Problems Surrounding 4G18 Engines
In a decade-old type of engine like the Mitsubishi 4G18, the risk of having issues is exceptionally high, and that is a simple fact due to its age, mileage, and years of service. Even though we wanted to preserve their peak condition, many factors won’t allow us. So, with that, we created a list of some problems that might arise on the Mitsubishi 4G18 engine as a precautionary guide for you.
Let’s start by stating that the 4G18 shares most of its problems with other 4G1 engines, such as the 4G13 and 4G15.
And their common denominator is high oil consumption. High oil consumption translates to poor oil distribution, leading to a myriad of engine problems such as overheating and eventual engine failure. This is prevalent among older engines but sometimes when you pass the 120,00-mile mark. This happens when you have left unnoticed leaks, some loose components inside, or just the normal wear and tear of the engine. Replacing or tightening the necessary parts is needed or, much better, an engine overhaul.
The next issue is the engine won’t start. Engines that are situated or left in colder regions are the common casualty. 4G18s have not much resistance on frost, though all engines do. The reason might be in the fuel pump, or if the fuel pump is good, check the spark plugs because that might be the problem.

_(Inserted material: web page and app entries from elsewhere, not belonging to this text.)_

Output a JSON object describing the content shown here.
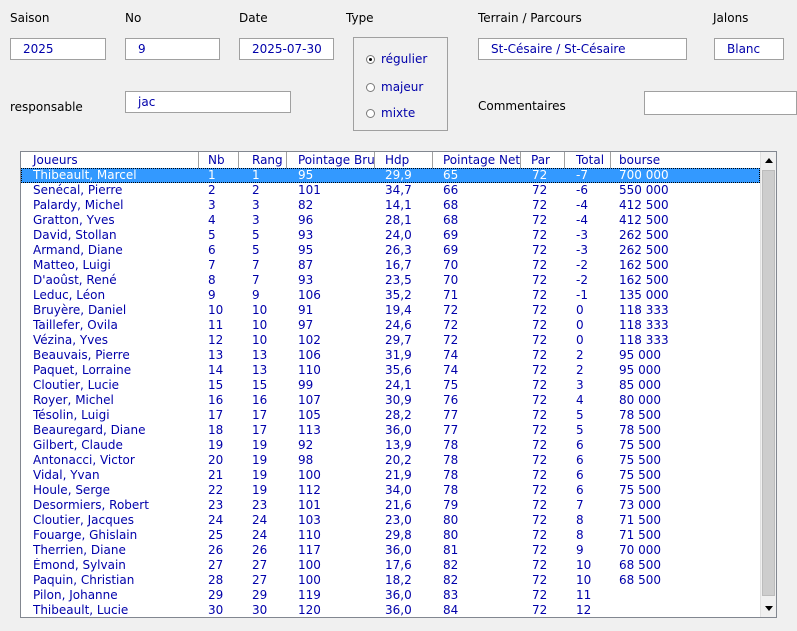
{
  "form": {
    "saison_label": "Saison",
    "saison_value": "2025",
    "no_label": "No",
    "no_value": "9",
    "date_label": "Date",
    "date_value": "2025-07-30",
    "type_label": "Type",
    "type_options": [
      "régulier",
      "majeur",
      "mixte"
    ],
    "type_selected": "régulier",
    "terrain_label": "Terrain / Parcours",
    "terrain_value": "St-Césaire / St-Césaire",
    "jalons_label": "Jalons",
    "jalons_value": "Blanc",
    "responsable_label": "responsable",
    "responsable_value": "jac",
    "commentaires_label": "Commentaires",
    "commentaires_value": ""
  },
  "table": {
    "headers": [
      "Joueurs",
      "Nb",
      "Rang",
      "Pointage Brut",
      "Hdp",
      "Pointage Net",
      "Par",
      "Total",
      "bourse"
    ],
    "selected_index": 0,
    "rows": [
      [
        "Thibeault, Marcel",
        "1",
        "1",
        "95",
        "29,9",
        "65",
        "72",
        "-7",
        "700 000"
      ],
      [
        "Senécal, Pierre",
        "2",
        "2",
        "101",
        "34,7",
        "66",
        "72",
        "-6",
        "550 000"
      ],
      [
        "Palardy, Michel",
        "3",
        "3",
        "82",
        "14,1",
        "68",
        "72",
        "-4",
        "412 500"
      ],
      [
        "Gratton, Yves",
        "4",
        "3",
        "96",
        "28,1",
        "68",
        "72",
        "-4",
        "412 500"
      ],
      [
        "David, Stollan",
        "5",
        "5",
        "93",
        "24,0",
        "69",
        "72",
        "-3",
        "262 500"
      ],
      [
        "Armand, Diane",
        "6",
        "5",
        "95",
        "26,3",
        "69",
        "72",
        "-3",
        "262 500"
      ],
      [
        "Matteo, Luigi",
        "7",
        "7",
        "87",
        "16,7",
        "70",
        "72",
        "-2",
        "162 500"
      ],
      [
        "D'aoûst, René",
        "8",
        "7",
        "93",
        "23,5",
        "70",
        "72",
        "-2",
        "162 500"
      ],
      [
        "Leduc, Léon",
        "9",
        "9",
        "106",
        "35,2",
        "71",
        "72",
        "-1",
        "135 000"
      ],
      [
        "Bruyère, Daniel",
        "10",
        "10",
        "91",
        "19,4",
        "72",
        "72",
        "0",
        "118 333"
      ],
      [
        "Taillefer, Ovila",
        "11",
        "10",
        "97",
        "24,6",
        "72",
        "72",
        "0",
        "118 333"
      ],
      [
        "Vézina, Yves",
        "12",
        "10",
        "102",
        "29,7",
        "72",
        "72",
        "0",
        "118 333"
      ],
      [
        "Beauvais, Pierre",
        "13",
        "13",
        "106",
        "31,9",
        "74",
        "72",
        "2",
        "95 000"
      ],
      [
        "Paquet, Lorraine",
        "14",
        "13",
        "110",
        "35,6",
        "74",
        "72",
        "2",
        "95 000"
      ],
      [
        "Cloutier, Lucie",
        "15",
        "15",
        "99",
        "24,1",
        "75",
        "72",
        "3",
        "85 000"
      ],
      [
        "Royer, Michel",
        "16",
        "16",
        "107",
        "30,9",
        "76",
        "72",
        "4",
        "80 000"
      ],
      [
        "Tésolin, Luigi",
        "17",
        "17",
        "105",
        "28,2",
        "77",
        "72",
        "5",
        "78 500"
      ],
      [
        "Beauregard, Diane",
        "18",
        "17",
        "113",
        "36,0",
        "77",
        "72",
        "5",
        "78 500"
      ],
      [
        "Gilbert, Claude",
        "19",
        "19",
        "92",
        "13,9",
        "78",
        "72",
        "6",
        "75 500"
      ],
      [
        "Antonacci, Victor",
        "20",
        "19",
        "98",
        "20,2",
        "78",
        "72",
        "6",
        "75 500"
      ],
      [
        "Vidal, Yvan",
        "21",
        "19",
        "100",
        "21,9",
        "78",
        "72",
        "6",
        "75 500"
      ],
      [
        "Houle, Serge",
        "22",
        "19",
        "112",
        "34,0",
        "78",
        "72",
        "6",
        "75 500"
      ],
      [
        "Desormiers, Robert",
        "23",
        "23",
        "101",
        "21,6",
        "79",
        "72",
        "7",
        "73 000"
      ],
      [
        "Cloutier, Jacques",
        "24",
        "24",
        "103",
        "23,0",
        "80",
        "72",
        "8",
        "71 500"
      ],
      [
        "Fouarge, Ghislain",
        "25",
        "24",
        "110",
        "29,8",
        "80",
        "72",
        "8",
        "71 500"
      ],
      [
        "Therrien, Diane",
        "26",
        "26",
        "117",
        "36,0",
        "81",
        "72",
        "9",
        "70 000"
      ],
      [
        "Émond, Sylvain",
        "27",
        "27",
        "100",
        "17,6",
        "82",
        "72",
        "10",
        "68 500"
      ],
      [
        "Paquin, Christian",
        "28",
        "27",
        "100",
        "18,2",
        "82",
        "72",
        "10",
        "68 500"
      ],
      [
        "Pilon, Johanne",
        "29",
        "29",
        "119",
        "36,0",
        "83",
        "72",
        "11",
        ""
      ],
      [
        "Thibeault, Lucie",
        "30",
        "30",
        "120",
        "36,0",
        "84",
        "72",
        "12",
        ""
      ]
    ]
  },
  "icons": {
    "scroll_up": "scroll-up-arrow-icon",
    "scroll_down": "scroll-down-arrow-icon"
  },
  "colors": {
    "value_text": "#0000aa",
    "selection": "#3399ff",
    "background": "#f0f0f0"
  }
}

There are also reports that some 4G18s experience rough idling. This issue can be caused by two factors, such as inconsistent fuel combustion inside the chamber and a worn-out throttle body or its case. If the latter causes the problem, replace the spark plugs and spark plugs wire; if the latter, you just need to replace them, and you are good to go.
If the issue mentioned above is not addressed quickly, that is the rough idling; it might cause unnecessary vibrations resulting in engine mount displacements. This problem is all too common across the 4G1 engines. So increasing the idle can solve this.
Another standard maintenance item is the timing belt. Make sure that the timing belts are replaced at around 60,000 miles to prevent valve bending.
To add to the mentioned above, regular maintenance and habitual checking go a long way for the engine. Use a good quality engine, and don’t forget to take note of the things you need to replace immediately.
The Mitsubishi 4G18 engine holds the largest displacement of the 4G1 engines. With a sturdy engine block integrated with a new ignition system as well as a new tightening bolt method. It became more fuel-efficient, has an improved cooling system, and more power. It is also a good engine platform for tuning, provided with lots of aftermarket parts available for 4G18. Though it has some issues and questionable faults, this engine has many potentials to show even at an older age. With the proper maintenance and regular inspection, the machine can surpass the 170,000-mile mark.
I hope that this simple guide and discussion helped you understand the engine design, power, applications, issues, tuning potential, aftermarket support, reliability, and overall impact on the industry and community.